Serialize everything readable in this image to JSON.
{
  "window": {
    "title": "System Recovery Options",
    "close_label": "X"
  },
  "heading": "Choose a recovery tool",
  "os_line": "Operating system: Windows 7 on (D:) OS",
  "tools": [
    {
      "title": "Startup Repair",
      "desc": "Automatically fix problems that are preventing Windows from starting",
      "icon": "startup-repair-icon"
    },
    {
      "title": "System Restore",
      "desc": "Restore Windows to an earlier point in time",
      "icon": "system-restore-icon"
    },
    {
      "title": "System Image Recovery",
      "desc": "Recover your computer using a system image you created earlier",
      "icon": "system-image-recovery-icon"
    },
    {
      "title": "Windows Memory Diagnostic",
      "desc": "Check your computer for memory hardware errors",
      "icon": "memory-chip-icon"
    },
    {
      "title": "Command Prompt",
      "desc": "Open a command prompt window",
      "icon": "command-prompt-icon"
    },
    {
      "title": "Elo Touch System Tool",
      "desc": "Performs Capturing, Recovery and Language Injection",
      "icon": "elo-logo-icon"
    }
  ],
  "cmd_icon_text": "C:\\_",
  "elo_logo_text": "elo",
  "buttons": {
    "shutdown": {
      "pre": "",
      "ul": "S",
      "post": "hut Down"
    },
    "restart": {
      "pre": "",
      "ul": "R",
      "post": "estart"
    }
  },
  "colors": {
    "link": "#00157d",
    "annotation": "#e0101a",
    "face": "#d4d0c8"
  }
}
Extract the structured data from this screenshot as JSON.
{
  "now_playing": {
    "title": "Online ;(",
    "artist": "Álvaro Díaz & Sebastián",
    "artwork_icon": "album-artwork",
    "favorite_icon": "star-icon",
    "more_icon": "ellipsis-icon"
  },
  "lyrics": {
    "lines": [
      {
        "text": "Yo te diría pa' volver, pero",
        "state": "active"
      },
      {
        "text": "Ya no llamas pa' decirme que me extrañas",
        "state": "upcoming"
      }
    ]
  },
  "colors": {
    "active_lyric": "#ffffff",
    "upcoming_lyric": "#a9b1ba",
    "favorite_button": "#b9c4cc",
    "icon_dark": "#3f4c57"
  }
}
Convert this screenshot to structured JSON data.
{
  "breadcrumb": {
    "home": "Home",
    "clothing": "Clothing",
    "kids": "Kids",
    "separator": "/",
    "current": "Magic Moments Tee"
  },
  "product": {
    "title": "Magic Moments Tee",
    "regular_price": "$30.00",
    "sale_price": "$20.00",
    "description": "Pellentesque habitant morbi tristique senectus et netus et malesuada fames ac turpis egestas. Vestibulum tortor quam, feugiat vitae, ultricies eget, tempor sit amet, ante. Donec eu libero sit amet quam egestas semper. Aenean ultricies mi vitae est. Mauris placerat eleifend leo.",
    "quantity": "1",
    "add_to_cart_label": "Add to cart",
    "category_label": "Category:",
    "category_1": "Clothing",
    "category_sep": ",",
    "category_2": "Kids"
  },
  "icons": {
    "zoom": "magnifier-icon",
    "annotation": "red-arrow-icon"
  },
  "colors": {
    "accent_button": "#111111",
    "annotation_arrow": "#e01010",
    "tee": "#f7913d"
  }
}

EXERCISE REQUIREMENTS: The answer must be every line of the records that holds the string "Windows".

TASK ANSWER:
  "os_line": "Operating system: Windows 7 on (D:) OS",
      "desc": "Automatically fix problems that are preventing Windows from starting",
      "desc": "Restore Windows to an earlier point in time",
      "title": "Windows Memory Diagnostic",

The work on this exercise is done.